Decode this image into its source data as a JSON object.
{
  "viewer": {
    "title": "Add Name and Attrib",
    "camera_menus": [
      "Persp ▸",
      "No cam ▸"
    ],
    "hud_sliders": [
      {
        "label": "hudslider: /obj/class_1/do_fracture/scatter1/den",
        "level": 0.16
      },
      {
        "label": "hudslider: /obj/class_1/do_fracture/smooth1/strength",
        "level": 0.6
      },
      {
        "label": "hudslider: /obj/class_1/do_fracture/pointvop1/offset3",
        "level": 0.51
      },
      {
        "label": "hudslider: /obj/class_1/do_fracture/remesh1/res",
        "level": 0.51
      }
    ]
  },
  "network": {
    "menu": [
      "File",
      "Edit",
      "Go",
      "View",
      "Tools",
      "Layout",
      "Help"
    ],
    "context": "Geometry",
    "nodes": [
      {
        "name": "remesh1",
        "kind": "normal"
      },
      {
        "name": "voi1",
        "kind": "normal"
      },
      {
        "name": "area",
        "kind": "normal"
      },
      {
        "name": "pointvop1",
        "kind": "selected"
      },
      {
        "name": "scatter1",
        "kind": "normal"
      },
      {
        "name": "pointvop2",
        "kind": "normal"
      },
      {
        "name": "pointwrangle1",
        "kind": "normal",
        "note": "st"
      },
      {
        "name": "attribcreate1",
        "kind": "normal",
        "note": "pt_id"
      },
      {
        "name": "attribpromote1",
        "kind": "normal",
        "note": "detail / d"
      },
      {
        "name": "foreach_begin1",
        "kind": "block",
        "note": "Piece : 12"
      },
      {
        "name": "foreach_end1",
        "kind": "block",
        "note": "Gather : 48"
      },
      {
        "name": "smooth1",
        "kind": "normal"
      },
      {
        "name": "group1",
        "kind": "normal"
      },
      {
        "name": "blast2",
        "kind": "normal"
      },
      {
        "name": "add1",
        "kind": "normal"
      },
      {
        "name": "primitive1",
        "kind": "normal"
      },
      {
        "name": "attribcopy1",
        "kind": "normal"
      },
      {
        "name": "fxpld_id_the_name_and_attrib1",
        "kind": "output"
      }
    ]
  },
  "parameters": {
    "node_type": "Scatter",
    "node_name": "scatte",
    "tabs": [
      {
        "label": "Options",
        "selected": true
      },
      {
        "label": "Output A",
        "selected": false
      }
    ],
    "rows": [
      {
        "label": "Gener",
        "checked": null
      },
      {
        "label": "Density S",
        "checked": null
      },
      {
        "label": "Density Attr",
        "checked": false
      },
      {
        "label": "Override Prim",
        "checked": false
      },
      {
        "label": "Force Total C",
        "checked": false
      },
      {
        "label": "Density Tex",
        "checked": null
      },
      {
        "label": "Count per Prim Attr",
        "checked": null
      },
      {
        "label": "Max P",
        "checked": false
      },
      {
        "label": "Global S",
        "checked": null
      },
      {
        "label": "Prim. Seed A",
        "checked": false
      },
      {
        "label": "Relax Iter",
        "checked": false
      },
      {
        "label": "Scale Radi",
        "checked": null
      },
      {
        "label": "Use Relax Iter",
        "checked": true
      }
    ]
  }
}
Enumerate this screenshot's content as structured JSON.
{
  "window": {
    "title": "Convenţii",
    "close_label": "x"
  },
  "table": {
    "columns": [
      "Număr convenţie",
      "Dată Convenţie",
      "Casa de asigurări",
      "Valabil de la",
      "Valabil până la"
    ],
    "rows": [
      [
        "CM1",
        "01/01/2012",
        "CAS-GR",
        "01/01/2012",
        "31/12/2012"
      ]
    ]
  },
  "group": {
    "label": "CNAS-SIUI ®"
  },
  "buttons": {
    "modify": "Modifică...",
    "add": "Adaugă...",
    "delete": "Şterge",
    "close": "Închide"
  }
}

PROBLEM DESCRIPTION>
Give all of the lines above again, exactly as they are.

ANSWER BELOW>
Decode this image into its source data as a JSON object.
{
  "viewer": {
    "title": "Add Name and Attrib",
    "camera_menus": [
      "Persp ▸",
      "No cam ▸"
    ],
    "hud_sliders": [
      {
        "label": "hudslider: /obj/class_1/do_fracture/scatter1/den",
        "level": 0.16
      },
      {
        "label": "hudslider: /obj/class_1/do_fracture/smooth1/strength",
        "level": 0.6
      },
      {
        "label": "hudslider: /obj/class_1/do_fracture/pointvop1/offset3",
        "level": 0.51
      },
      {
        "label": "hudslider: /obj/class_1/do_fracture/remesh1/res",
        "level": 0.51
      }
    ]
  },
  "network": {
    "menu": [
      "File",
      "Edit",
      "Go",
      "View",
      "Tools",
      "Layout",
      "Help"
    ],
    "context": "Geometry",
    "nodes": [
      {
        "name": "remesh1",
        "kind": "normal"
      },
      {
        "name": "voi1",
        "kind": "normal"
      },
      {
        "name": "area",
        "kind": "normal"
      },
      {
        "name": "pointvop1",
        "kind": "selected"
      },
      {
        "name": "scatter1",
        "kind": "normal"
      },
      {
        "name": "pointvop2",
        "kind": "normal"
      },
      {
        "name": "pointwrangle1",
        "kind": "normal",
        "note": "st"
      },
      {
        "name": "attribcreate1",
        "kind": "normal",
        "note": "pt_id"
      },
      {
        "name": "attribpromote1",
        "kind": "normal",
        "note": "detail / d"
      },
      {
        "name": "foreach_begin1",
        "kind": "block",
        "note": "Piece : 12"
      },
      {
        "name": "foreach_end1",
        "kind": "block",
        "note": "Gather : 48"
      },
      {
        "name": "smooth1",
        "kind": "normal"
      },
      {
        "name": "group1",
        "kind": "normal"
      },
      {
        "name": "blast2",
        "kind": "normal"
      },
      {
        "name": "add1",
        "kind": "normal"
      },
      {
        "name": "primitive1",
        "kind": "normal"
      },
      {
        "name": "attribcopy1",
        "kind": "normal"
      },
      {
        "name": "fxpld_id_the_name_and_attrib1",
        "kind": "output"
      }
    ]
  },
  "parameters": {
    "node_type": "Scatter",
    "node_name": "scatte",
    "tabs": [
      {
        "label": "Options",
        "selected": true
      },
      {
        "label": "Output A",
        "selected": false
      }
    ],
    "rows": [
      {
        "label": "Gener",
        "checked": null
      },
      {
        "label": "Density S",
        "checked": null
      },
      {
        "label": "Density Attr",
        "checked": false
      },
      {
        "label": "Override Prim",
        "checked": false
      },
      {
        "label": "Force Total C",
        "checked": false
      },
      {
        "label": "Density Tex",
        "checked": null
      },
      {
        "label": "Count per Prim Attr",
        "checked": null
      },
      {
        "label": "Max P",
        "checked": false
      },
      {
        "label": "Global S",
        "checked": null
      },
      {
        "label": "Prim. Seed A",
        "checked": false
      },
      {
        "label": "Relax Iter",
        "checked": false
      },
      {
        "label": "Scale Radi",
        "checked": null
      },
      {
        "label": "Use Relax Iter",
        "checked": true
      }
    ]
  }
}
Enumerate this screenshot's content as structured JSON.
{
  "window": {
    "title": "Convenţii",
    "close_label": "x"
  },
  "table": {
    "columns": [
      "Număr convenţie",
      "Dată Convenţie",
      "Casa de asigurări",
      "Valabil de la",
      "Valabil până la"
    ],
    "rows": [
      [
        "CM1",
        "01/01/2012",
        "CAS-GR",
        "01/01/2012",
        "31/12/2012"
      ]
    ]
  },
  "group": {
    "label": "CNAS-SIUI ®"
  },
  "buttons": {
    "modify": "Modifică...",
    "add": "Adaugă...",
    "delete": "Şterge",
    "close": "Închide"
  }
}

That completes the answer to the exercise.